TASK BRIEF:
Tally the lines in the entries where the string "structure" appears, and write only the total.

☆ ☆ ☆ ☆ ☆

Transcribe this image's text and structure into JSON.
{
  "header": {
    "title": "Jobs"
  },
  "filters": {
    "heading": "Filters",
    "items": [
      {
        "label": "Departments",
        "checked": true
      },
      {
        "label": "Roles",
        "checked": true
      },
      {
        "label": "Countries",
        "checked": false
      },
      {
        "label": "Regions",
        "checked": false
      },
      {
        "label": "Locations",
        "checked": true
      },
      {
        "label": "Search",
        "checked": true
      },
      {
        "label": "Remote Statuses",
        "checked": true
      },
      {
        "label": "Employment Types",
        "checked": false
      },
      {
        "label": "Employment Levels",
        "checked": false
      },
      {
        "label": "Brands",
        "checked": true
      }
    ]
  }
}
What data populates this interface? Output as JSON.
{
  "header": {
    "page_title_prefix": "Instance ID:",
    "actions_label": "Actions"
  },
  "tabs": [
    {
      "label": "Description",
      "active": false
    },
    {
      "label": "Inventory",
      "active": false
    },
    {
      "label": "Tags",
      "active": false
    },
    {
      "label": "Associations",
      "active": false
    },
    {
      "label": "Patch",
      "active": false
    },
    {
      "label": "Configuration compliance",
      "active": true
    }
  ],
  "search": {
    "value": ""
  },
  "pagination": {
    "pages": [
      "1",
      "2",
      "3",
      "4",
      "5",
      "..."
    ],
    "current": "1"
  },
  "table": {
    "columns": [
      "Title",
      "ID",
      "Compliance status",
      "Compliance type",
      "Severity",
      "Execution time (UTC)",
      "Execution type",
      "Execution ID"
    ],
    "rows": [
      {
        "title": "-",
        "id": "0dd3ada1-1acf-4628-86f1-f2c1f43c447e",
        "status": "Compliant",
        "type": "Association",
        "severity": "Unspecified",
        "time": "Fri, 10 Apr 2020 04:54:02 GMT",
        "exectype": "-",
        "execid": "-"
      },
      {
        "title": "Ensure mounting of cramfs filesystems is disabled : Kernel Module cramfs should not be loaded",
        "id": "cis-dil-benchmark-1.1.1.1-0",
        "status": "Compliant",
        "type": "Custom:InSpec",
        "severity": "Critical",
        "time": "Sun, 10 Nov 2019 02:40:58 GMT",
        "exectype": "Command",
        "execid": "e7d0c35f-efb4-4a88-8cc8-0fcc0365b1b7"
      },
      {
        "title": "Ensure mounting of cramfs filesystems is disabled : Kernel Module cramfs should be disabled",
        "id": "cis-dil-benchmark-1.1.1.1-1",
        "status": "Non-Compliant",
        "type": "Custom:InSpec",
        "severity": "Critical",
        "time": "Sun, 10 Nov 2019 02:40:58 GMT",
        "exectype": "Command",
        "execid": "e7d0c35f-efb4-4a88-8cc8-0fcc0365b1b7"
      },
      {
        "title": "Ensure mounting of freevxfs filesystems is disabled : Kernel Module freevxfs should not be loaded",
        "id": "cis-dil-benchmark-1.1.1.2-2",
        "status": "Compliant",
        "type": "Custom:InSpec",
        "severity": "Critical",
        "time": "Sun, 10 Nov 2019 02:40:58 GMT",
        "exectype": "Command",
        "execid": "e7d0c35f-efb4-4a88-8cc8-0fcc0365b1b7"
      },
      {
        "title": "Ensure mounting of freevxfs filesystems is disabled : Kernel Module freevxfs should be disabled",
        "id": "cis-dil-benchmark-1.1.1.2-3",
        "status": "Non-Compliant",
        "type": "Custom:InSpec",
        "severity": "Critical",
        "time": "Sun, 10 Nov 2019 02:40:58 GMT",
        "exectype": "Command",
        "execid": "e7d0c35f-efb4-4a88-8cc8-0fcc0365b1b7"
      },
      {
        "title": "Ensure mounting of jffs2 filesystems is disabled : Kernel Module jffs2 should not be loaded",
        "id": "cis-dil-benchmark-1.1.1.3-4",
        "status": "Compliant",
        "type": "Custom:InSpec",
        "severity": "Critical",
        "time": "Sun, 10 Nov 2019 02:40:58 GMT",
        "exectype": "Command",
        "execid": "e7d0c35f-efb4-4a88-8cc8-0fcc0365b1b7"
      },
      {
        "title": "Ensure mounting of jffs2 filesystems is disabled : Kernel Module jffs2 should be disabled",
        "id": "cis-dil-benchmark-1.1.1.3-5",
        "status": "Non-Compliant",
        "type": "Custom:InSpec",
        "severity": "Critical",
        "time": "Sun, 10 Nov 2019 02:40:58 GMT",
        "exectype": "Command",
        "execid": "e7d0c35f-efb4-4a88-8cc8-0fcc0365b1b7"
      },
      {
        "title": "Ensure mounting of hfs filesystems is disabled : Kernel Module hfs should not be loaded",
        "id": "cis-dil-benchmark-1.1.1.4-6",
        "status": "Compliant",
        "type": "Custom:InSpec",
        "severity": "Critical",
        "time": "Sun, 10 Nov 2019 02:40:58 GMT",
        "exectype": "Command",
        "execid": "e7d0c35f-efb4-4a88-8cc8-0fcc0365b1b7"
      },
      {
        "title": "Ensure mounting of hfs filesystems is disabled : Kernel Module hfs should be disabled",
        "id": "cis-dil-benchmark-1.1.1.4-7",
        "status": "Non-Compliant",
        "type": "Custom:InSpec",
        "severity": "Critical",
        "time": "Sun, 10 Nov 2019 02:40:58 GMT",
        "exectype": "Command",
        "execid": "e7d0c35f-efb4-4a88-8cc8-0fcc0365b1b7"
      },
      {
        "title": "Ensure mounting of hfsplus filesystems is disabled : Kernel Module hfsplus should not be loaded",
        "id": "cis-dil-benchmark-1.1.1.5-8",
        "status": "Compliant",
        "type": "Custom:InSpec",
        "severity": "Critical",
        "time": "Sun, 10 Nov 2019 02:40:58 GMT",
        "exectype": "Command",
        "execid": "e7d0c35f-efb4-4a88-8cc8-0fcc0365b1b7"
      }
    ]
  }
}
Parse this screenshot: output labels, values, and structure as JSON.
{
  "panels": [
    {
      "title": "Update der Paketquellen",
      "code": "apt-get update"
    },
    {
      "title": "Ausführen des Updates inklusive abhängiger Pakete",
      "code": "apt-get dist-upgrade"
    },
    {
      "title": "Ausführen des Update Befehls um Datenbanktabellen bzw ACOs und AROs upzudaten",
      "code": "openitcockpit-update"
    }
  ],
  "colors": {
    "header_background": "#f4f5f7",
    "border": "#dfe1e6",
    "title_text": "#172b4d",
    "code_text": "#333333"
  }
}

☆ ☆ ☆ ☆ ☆

YOUR SOLUTION:
2